Did you really love fairytales as a kid?
The scenery of imaginative production is changing. Where once books reigned supreme, we now have films, games and programmes to satisfy and entertain us. But how do we physically create a fairytale? How do we make the specific, magical quality that makes such stories translate visually?
There is a way.
Let’s talk about film. There are four types of films which I super appreciate:
- “Mindful” horrors with a good story – ones which are not just a gore fest (but also I’m not sure why I like horrors at all, as they are always terrifying and awful too)
- Films which are really “works of art” (i.e., Wes Anderson’s films)
- Fantasy epics which are pulled off in a non-cliche, incredible manner
- Stop motion animated films.
Recently, I have become very interested in the latter and the atmosphere they forge. More than this the technicality behind the creation of these films is staggering; the raw artistry and patience they require indeed great. They are purely “un-lazy” works of art, only pulled off with a great deal of dedication and precision. When you really think about it, it blows your mind. And when you watch them, your imagination within this same mind is brought to life, smoked out by the fairytale feeling.
I definitely recommend The Boxtrolls (created by the company Laika) to begin with. Not only is this film beautifully executed in a physical sense, the plot itself is magical and absorbing. I do not want to give too much away, of course, but it basically follows the tale of some curious little creatures called Boxtrolls, who are constantly hounded by the town exterminators who have tricked the town into thinking that they’re evil to further a mysterious plot. After seeing The Boxtrolls (made all the better an experience as I watched it within a fort with two excellent people and a surplus of pizza – the only way you should watch films), my imagination was going wild. There was a quality within it (yes, yes – I am delightfully vague), which set it apart from any computer animated film. The use of stop motion was really able to transport me into the “fairytale” itself.
Perhaps you can partially account for this by the general “look” of characters within stop motion films. Many remind me of storybook illustrations, sketches by Riddell, Burton or Helquist, which really makes you feel the eerie, enchanted quality of the tale more profoundly than if you were watching a computer-generated figure dancing about. The more “old school” the look of the film, the more the imagination is exercised. At least, that is what I think:
Eggs and Winnie
Creating a world
Making them move!
I adored Boxtrolls but perhaps you could view my opinion as a little biased, for it was based in the Victorian era (one of my preferred historical eras in tandem with story-making) in a fictitious town called Cheesebridge (amazing).

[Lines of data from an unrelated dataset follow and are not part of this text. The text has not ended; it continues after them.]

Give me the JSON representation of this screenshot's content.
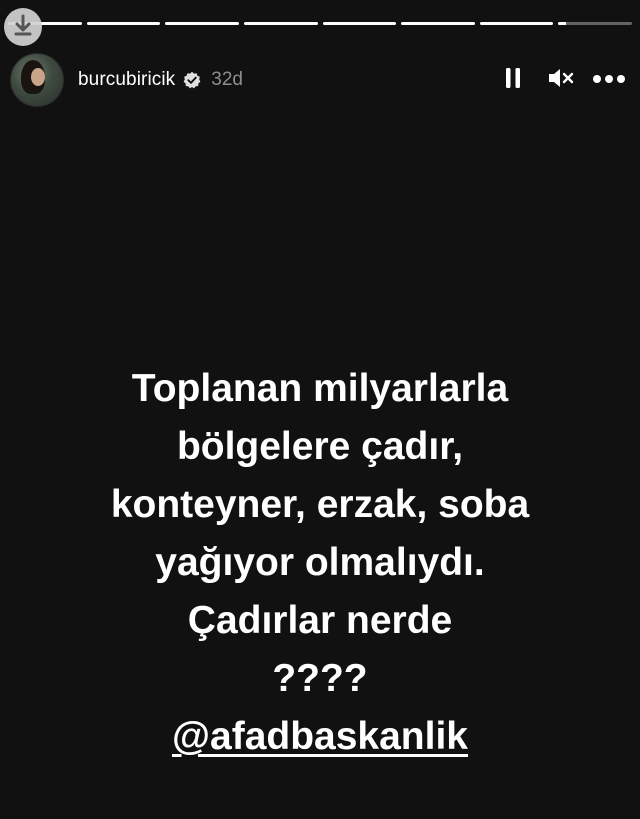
{
  "story": {
    "segments_total": 8,
    "segments_complete": 7,
    "segment_current_progress": 0.1
  },
  "header": {
    "username": "burcubiricik",
    "verified": true,
    "time": "32d",
    "icons": {
      "download": "download-icon",
      "pause": "pause-icon",
      "mute": "mute-icon",
      "more": "more-icon"
    }
  },
  "caption": {
    "lines": [
      "Toplanan milyarlarla",
      "bölgelere çadır,",
      "konteyner, erzak, soba",
      "yağıyor olmalıydı.",
      "Çadırlar nerde",
      "????"
    ],
    "mention": "@afadbaskanlik"
  },
  "colors": {
    "background": "#111111",
    "text": "#ffffff",
    "muted": "#8e8e8e"
  }
}
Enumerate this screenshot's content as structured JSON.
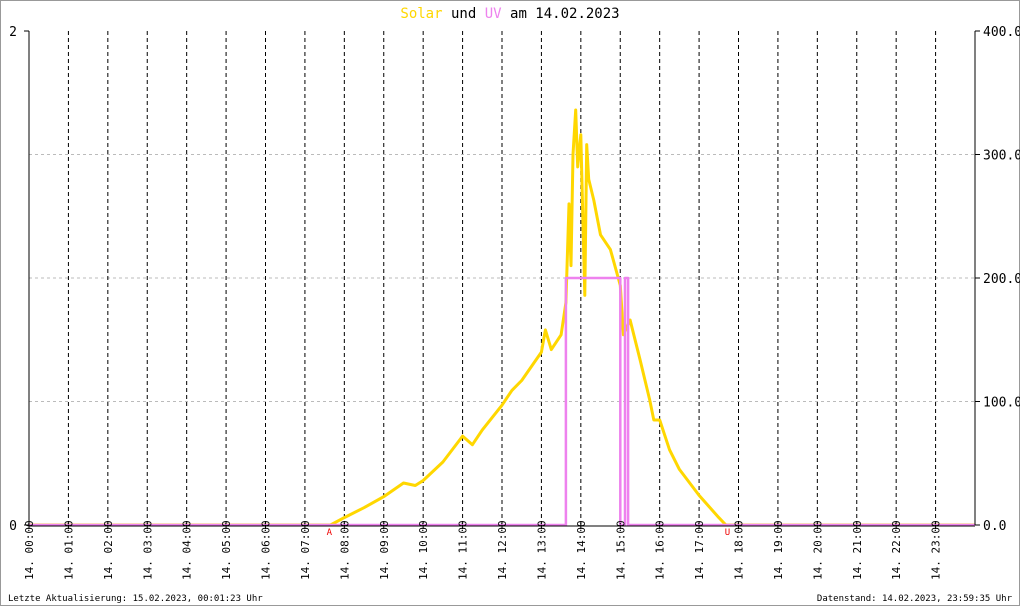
{
  "chart_data": {
    "type": "line",
    "title": {
      "part1": "Solar",
      "part2": "und",
      "part3": "UV",
      "part4": "am 14.02.2023"
    },
    "date_prefix": "14.",
    "x_ticks": [
      "00:00",
      "01:00",
      "02:00",
      "03:00",
      "04:00",
      "05:00",
      "06:00",
      "07:00",
      "08:00",
      "09:00",
      "10:00",
      "11:00",
      "12:00",
      "13:00",
      "14:00",
      "15:00",
      "16:00",
      "17:00",
      "18:00",
      "19:00",
      "20:00",
      "21:00",
      "22:00",
      "23:00"
    ],
    "xlim_hours": [
      0,
      24
    ],
    "y_left": {
      "label": "UV",
      "ylim": [
        0,
        2
      ],
      "ticks": [
        "0",
        "2"
      ]
    },
    "y_right": {
      "label": "Solar",
      "ylim": [
        0,
        400
      ],
      "ticks": [
        "0.0",
        "100.0",
        "200.0",
        "300.0",
        "400.0"
      ]
    },
    "grid": true,
    "markers": [
      {
        "label": "A",
        "hour": 7.62
      },
      {
        "label": "U",
        "hour": 17.72
      }
    ],
    "series": [
      {
        "name": "Solar",
        "axis": "right",
        "color": "#ffd700",
        "x": [
          0,
          7.65,
          8.0,
          8.5,
          9.0,
          9.5,
          9.8,
          10.0,
          10.5,
          11.0,
          11.25,
          11.5,
          12.0,
          12.25,
          12.5,
          13.0,
          13.1,
          13.25,
          13.5,
          13.62,
          13.7,
          13.75,
          13.8,
          13.87,
          13.92,
          14.0,
          14.05,
          14.1,
          14.15,
          14.2,
          14.33,
          14.5,
          14.75,
          15.0,
          15.08,
          15.25,
          15.5,
          15.75,
          15.85,
          16.0,
          16.25,
          16.5,
          17.0,
          17.5,
          17.68,
          24
        ],
        "y": [
          0,
          0,
          6,
          14,
          23,
          34,
          32,
          36,
          51,
          72,
          65,
          77,
          97,
          109,
          117,
          140,
          158,
          142,
          154,
          180,
          260,
          210,
          300,
          336,
          290,
          316,
          250,
          186,
          308,
          280,
          263,
          235,
          223,
          194,
          154,
          166,
          134,
          101,
          85,
          85,
          61,
          45,
          24,
          6,
          0,
          0
        ]
      },
      {
        "name": "UV",
        "axis": "left",
        "color": "#ee82ee",
        "x": [
          0,
          13.62,
          13.62,
          15.0,
          15.0,
          15.12,
          15.12,
          15.2,
          15.2,
          24
        ],
        "y": [
          0,
          0,
          1,
          1,
          0,
          0,
          1,
          1,
          0,
          0
        ]
      }
    ]
  },
  "footer": {
    "last_update": "Letzte Aktualisierung: 15.02.2023, 00:01:23 Uhr",
    "data_state": "Datenstand: 14.02.2023, 23:59:35 Uhr"
  }
}
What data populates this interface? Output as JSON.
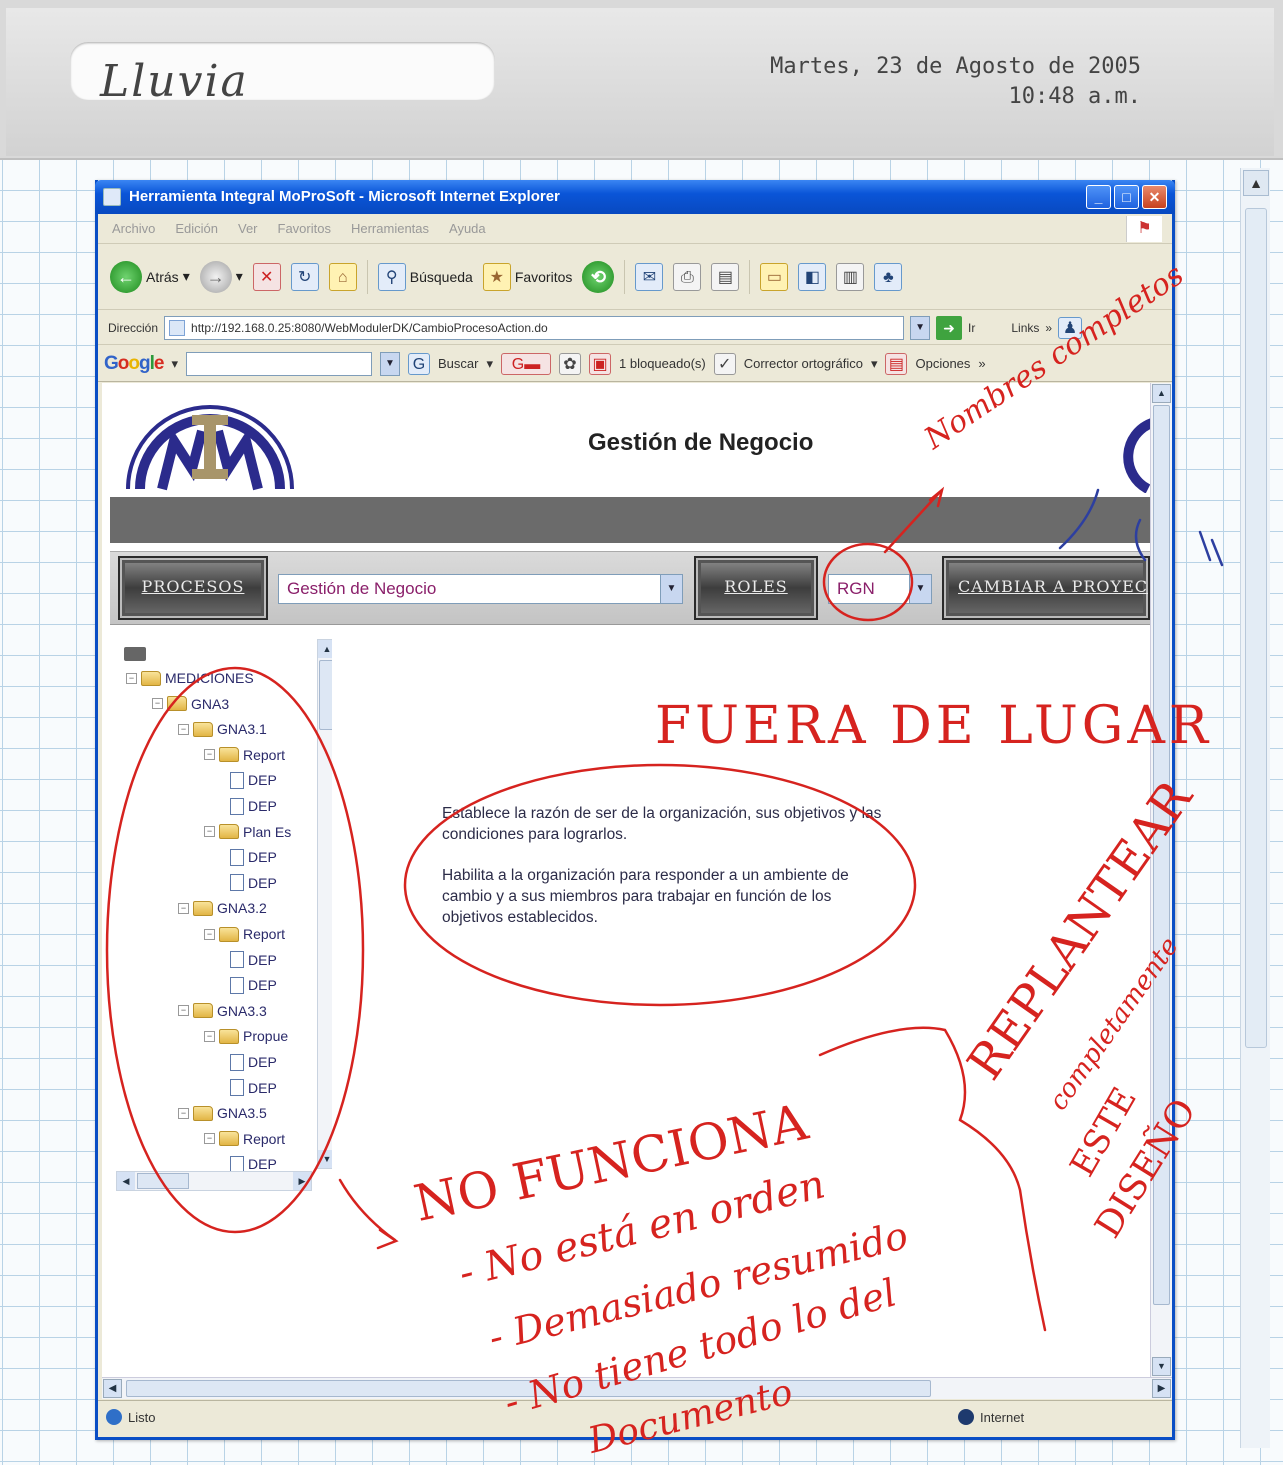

Laika also produced the films Coraline and ParaNorman, which are funnily enough my two other favourite stop motion pictures (yeah, Laika are pretty high up in my good books). Coraline took eighteen months to film and there were ten people working on each puppet, driving home that there is certainly a performative element within the creation of a stop motion feature, as well as design. Stop motion “artists” have to have a hands-on approach (literally) to the movement of the characters, as well as physically creating the atmosphere via specific studio lighting and set design. It’s not just a bunch of guys sitting behind a desk using online platforms. This is physical, and in its physicality and its imperfections – it’s timeless. Stop motion films looks like the physical embodiment of a classic read. There is a longevity to them, an “unforgettable-ness” that isn’t shared by CGI animations.
I’d be very surprised if at this point you haven’t seen Coraline as it’s sort-of become a cult classic, with the added bonus of being based on a Gaiman text (an author largely loved by fantasy nerds the world over). Here are some of my favourite film stills and behind the scenes images:
Coraline’s incredible dream garden
The very creepy spider scene
Miss Spink and Miss Forcible
The extraordinary ordinary
Here are a few more, for ParaNorman:
Perusing the puppets
Perfectly crafted expressions
A manmade world
Norman and his creepy lamp
From what we can see and experience, they’re clearly focused projects and extensive undertakings. In The Corpse Bride there were 300 puppets involved including 14 for Emily and 12 for Victor alone. Of course, each puppet had its own problems too, that the puppeteer had to straighten out – for instance, reporter Desowitz observed on a visit to the studios that there were problems in getting Emily’s veil to “flow”, an issue which was solved in the end by incorporating tiny wires into her model. Digital technology meets man-made craft. Fairytale-making gets mechanical.
But the effects are the same. Stop motion pictures are always timeless, artistic, memorable and “haunting”. Old school and storybook. Bizarrely beautiful, and often a little creepy. There’s no doubt about it – the classic “fairytale feel” can be invoked by these films – your imagination enthused.
List of recommended stop motion animations:
The Corpse Bride
James and the Giant Peach
Wallace and Gromit: The Curse of the Wererabbit
Fantastic Mr. Fox
Jason and the Argonauts
Links to references: